Although the present invention has been described with reference to the preferred embodiments in which the second portion 16 is inclined at about 140 relative to the first portion 14, the angular degree as described may be selected within the range from about 120 to about 160. This range can maintain the person, when in use, in a desired, safe backwardly inclined posture (about 60 relative to a vertical line to the water surface) with his mouth being spaced at least 10 cm apart above the water surface.

Patent Citations
Cited PatentFiling datePublication dateApplicantTitle
US1253034 *Jul 27, 1917Jan 8, 1918Thomas Savage HeywardLife-buoy.
US1367225 *Apr 17, 1918Feb 1, 1921Cuthbert W WrightLife-belt
US2784426 *Jul 7, 1953Mar 12, 1957Garrett CorpLife-saving flotation device
US3510025 *Aug 2, 1968May 5, 1970Turner James G JrFlotation jacket inflating device
AU219922A * Title not available
Referenced by
Citing PatentFiling datePublication dateApplicantTitle
US4626221 *Apr 17, 1985Dec 2, 1986Ajello RSelfinflating life preserver
US4696252 *May 30, 1986Sep 29, 1987Edward GrillSignalling device
US4887987 *Apr 11, 1988Dec 19, 1989Aquasafe, Inc.Inflatable emergency flotation device
US5037341 *Jun 8, 1990Aug 6, 1991Howard Thomas LInflatable life preserver
US5334067 *Mar 19, 1993Aug 2, 1994Henry David MInflatable float ring with redundant flotation means
US5348504 *Sep 1, 1992Sep 20, 1994Pierce William DInflatable lifesaving belt
US5466179 *Dec 21, 1993Nov 14, 1995Jeffrey, Sr.; Lawrence W.Self inflatable flotation device
US5500952 *Oct 28, 1994Mar 26, 1996Keyes; Marshall J.Hip inflatable protection device
US5746633 *Nov 6, 1996May 5, 1998Jeffrey; Lawrence W.Personal flotation device
US5759076 *Apr 24, 1997Jun 2, 1998Bruce Randolph BatemanLightweight personal flotation device
US6231411May 24, 2000May 15, 2001Alejandro VinayFashionable emergency flotation aid
US6659825Jun 4, 2001Dec 9, 2003Jonathan G. FossSelf-inflating child floatation device
US7335078Nov 24, 2004Feb 26, 2008Dk Solutions, Ltd,.Tactical flotation support system
WO1996013181A1 *Oct 25, 1995May 9, 1996Marshall J KeyesHip inflatable protection device

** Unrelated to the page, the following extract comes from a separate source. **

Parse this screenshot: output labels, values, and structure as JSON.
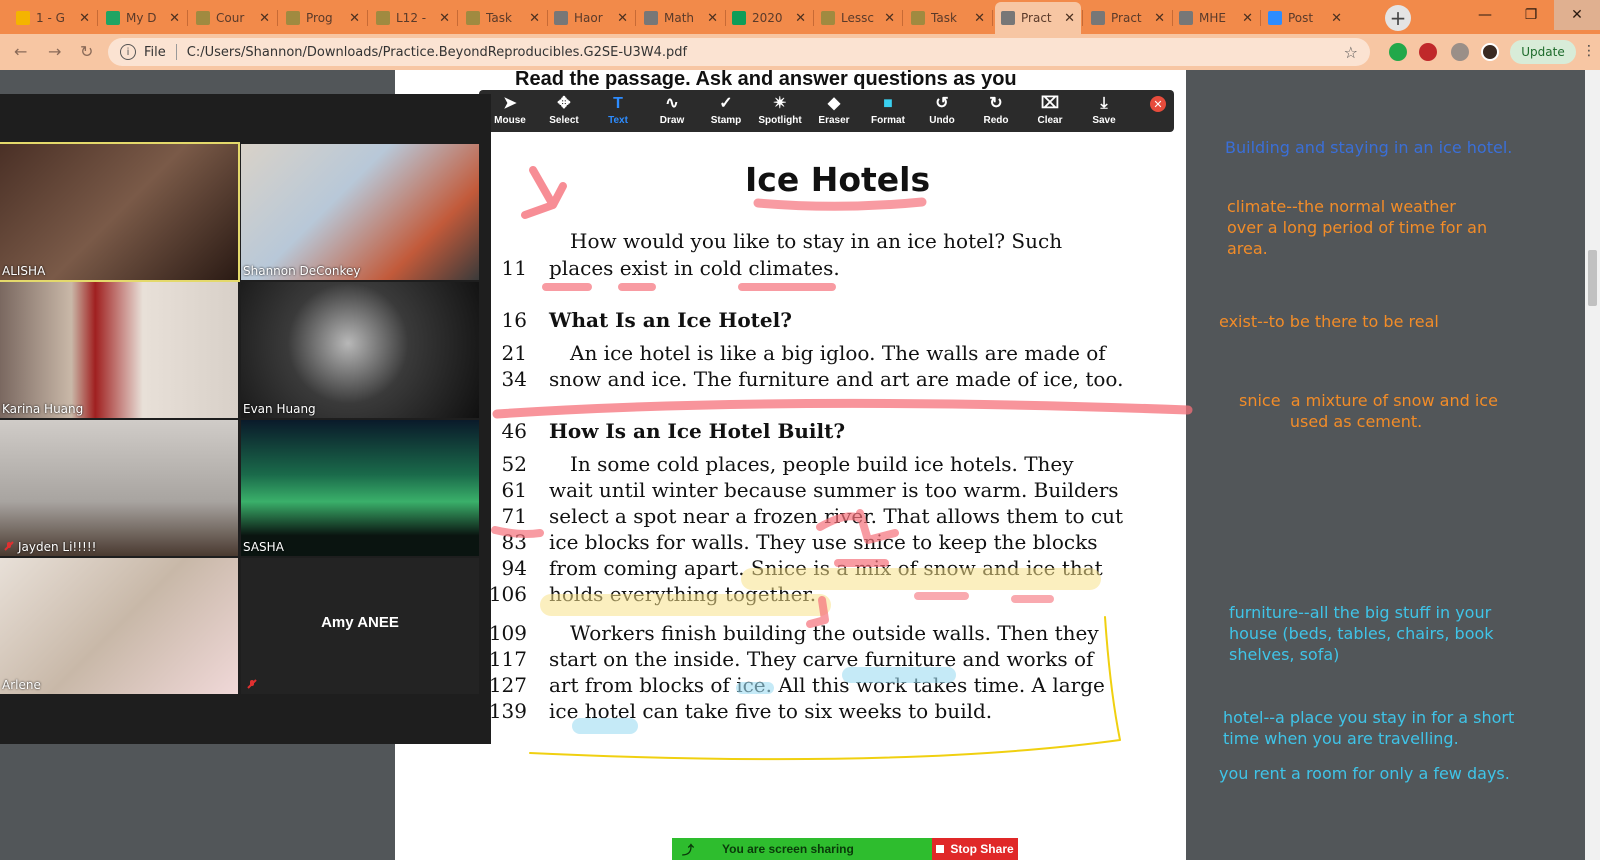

WO2002098728A1May 30, 2002Dec 12, 2002Jonathan G FossSelf-inflating floatation device
Classifications
U.S. Classification441/94, 441/108
International ClassificationB63C9/18, B63C9/08, B63C9/19, B63C9/15
Cooperative ClassificationB63C9/155
European ClassificationB63C9/15A
Legal Events
DateCodeEventDescription
Jun 30, 1987FPExpired due to failure to pay maintenance fee
Effective date: 19870412
Apr 12, 1987LAPSLapse for failure to pay maintenance fees
Nov 10, 1986REMIMaintenance fee reminder mailed